'Axe' murderer to face retrial due to conflicting evidence
A teenager jailed for the murder of a traveller hacked to death in front of his wife is to face a retrial, the Court of Appeal has ordered.
Senior judges allowed 18-year-old Martin Stokes' appeal against being convicted of killing John Mongan.
This was due to conflicting witness descriptions and a sense of unease about the safety of the verdict.
Appeals by Christopher Stokes and Edward Stokes, who were also both found guilty of the murder, were dismissed.
Mr Mongan, 30, was attacked with hatchets and other bladed weapons after intruders broke into his home at Fallswater Street, west Belfast in February 2008.
The father-of-three was killed in front of his heavily pregnant wife Julia, suffering up to 50 wounds, some possibly inflicted by a sword or machete.
The killers had smashed through a barricaded bedroom door to get at their target.
The accused, all from Londonderry, were jailed by a judge who told them they had taken the law into their own hands in setting out to "slay" the victim.

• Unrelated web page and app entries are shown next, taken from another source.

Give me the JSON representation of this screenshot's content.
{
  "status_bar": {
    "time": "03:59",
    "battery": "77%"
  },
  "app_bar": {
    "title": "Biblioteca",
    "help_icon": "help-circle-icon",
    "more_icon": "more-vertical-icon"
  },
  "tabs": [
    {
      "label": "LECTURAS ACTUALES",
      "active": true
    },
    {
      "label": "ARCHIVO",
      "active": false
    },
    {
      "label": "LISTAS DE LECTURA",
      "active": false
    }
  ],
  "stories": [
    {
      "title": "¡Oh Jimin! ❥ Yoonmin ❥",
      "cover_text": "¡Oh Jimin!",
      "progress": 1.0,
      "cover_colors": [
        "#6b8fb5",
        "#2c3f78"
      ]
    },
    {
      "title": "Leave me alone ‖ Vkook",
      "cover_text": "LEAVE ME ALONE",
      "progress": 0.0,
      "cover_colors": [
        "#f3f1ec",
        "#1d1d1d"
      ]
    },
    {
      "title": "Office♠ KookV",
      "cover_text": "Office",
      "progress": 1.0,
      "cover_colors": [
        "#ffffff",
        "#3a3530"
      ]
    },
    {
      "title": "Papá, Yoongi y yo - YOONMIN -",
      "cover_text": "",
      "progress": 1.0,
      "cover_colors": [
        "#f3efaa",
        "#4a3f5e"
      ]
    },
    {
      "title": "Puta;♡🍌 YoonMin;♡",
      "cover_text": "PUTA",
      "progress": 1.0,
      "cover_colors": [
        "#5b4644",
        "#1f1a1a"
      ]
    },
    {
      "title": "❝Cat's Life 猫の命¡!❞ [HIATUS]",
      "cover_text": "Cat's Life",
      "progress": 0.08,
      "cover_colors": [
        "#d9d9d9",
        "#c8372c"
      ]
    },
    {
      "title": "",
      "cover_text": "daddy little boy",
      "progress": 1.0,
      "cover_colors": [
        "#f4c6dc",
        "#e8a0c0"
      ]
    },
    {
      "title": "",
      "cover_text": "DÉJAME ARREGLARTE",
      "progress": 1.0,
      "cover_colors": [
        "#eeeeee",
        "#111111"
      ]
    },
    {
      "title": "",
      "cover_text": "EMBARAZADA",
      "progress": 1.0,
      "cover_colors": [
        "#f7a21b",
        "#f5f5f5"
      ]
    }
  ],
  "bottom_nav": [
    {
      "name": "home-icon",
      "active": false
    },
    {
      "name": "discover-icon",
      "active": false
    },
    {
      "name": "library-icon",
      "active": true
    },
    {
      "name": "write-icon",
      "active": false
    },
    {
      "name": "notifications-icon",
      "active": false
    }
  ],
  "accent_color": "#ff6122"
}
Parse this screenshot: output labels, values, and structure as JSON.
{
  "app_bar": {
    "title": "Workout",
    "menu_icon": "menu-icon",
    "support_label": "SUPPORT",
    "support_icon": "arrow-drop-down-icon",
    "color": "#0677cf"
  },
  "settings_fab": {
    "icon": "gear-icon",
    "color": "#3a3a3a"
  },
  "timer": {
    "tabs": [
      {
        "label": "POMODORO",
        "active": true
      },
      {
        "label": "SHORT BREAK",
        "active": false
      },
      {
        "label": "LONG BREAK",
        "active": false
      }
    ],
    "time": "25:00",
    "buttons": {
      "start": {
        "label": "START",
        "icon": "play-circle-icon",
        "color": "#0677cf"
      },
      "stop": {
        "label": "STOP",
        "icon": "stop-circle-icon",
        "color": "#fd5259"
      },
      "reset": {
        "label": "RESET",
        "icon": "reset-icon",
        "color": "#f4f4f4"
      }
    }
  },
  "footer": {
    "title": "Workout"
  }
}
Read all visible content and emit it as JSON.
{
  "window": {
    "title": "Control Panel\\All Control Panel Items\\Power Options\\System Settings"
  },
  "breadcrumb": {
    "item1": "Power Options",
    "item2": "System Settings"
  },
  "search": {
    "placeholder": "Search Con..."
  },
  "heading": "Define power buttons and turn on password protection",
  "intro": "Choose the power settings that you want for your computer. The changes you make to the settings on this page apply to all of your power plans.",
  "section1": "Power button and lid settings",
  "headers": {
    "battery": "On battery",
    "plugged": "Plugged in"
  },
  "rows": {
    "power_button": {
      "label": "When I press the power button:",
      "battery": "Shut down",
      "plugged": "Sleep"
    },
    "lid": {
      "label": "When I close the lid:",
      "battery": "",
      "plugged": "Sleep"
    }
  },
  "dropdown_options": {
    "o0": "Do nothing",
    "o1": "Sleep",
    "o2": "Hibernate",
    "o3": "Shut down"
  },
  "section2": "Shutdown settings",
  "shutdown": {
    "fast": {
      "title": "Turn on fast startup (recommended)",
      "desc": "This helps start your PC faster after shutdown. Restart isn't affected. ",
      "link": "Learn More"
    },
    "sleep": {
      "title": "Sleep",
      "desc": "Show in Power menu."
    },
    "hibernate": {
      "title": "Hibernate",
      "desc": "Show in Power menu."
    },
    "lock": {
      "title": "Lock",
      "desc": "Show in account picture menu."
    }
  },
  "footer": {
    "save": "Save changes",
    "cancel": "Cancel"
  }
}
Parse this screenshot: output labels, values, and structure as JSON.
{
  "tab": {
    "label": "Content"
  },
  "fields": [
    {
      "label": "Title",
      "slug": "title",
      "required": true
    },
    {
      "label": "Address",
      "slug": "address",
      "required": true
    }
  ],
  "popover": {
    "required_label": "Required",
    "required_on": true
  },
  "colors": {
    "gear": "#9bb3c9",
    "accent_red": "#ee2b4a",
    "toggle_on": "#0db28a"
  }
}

All three were found guilty of murdering Mr Mongan and sentenced to a combined total of at least 58 years in prison.
Edward Stokes, 39, was told he would serve at least 22 years of a life sentence, while Christopher Stokes, 35, was given a minimum 20-year tariff.
Martin Stokes, who was just 15 at the time of the murder, was handed a minimum 16-year term.
Mr Mongan's wife, who was due to give birth the day after the killing, described how she had pleaded with the intruders not to attack him.
She said in evidence that she witnessed the murder and named all three defendants as the killers.
Their challenge to the safety of their convictions has centred on the reliability of Mrs Mongan's testimony.
Crucially, she stated that all three of them were unmasked and that she could see their faces.
Defence lawyers claimed in the Court of Appeal that she lied throughout her evidence about what happened on the night her husband was killed.
During a three-day hearing it was also contended that confusing instructions were given to the trial jury.
Mrs Mongan had at first referred to Martin Stokes as Tom and gave three significantly different descriptions of him, including that he was over 6ft tall and 18 stone in weight.
His custody record showed he was 5ft 6in in height and 15 stone.
Delivering judgement in the appeal, Lord Chief Justice Sir Declan Morgan said the potentially conflicting descriptions were not drawn to the jury's attention.
Evidential issues meant a direction dealing with the possibility of an honest mistake was necessary in the case of Martin Stokes, he added.
Sir Declan said: "The different descriptions formed part of the defence case but were not mentioned in the charge.
"We are left with a sense of unease about the safety of the conviction of Martin Stokes. We therefore allow his appeal and order a retrial."
Edward Stokes's legal team had claimed there were countless possible explanations for the victim's blood being found on his shirt.
Sir Declan, sitting with Lord Justice Higgins and Lord Justice Coghlin, held that the jury was entitled to rely on it as powerful evidence that it was the victim's blood discovered on Edward Stokes's shirt on the morning of the murder.
Counsel for Christopher Stokes sought to play down the significance of cell site analysis evidence linking his phone to the murder scene and to County Fermanagh where a burnt out Isuzu Trooper vehicle was found hours later.
Sir Declan said the jury was entitled to draw an adverse inference from his failure to deal with the connection by giving evidence.
Dismissing the appeals by Christopher and Edward Stokes, he said neither man's conviction was considered unsafe.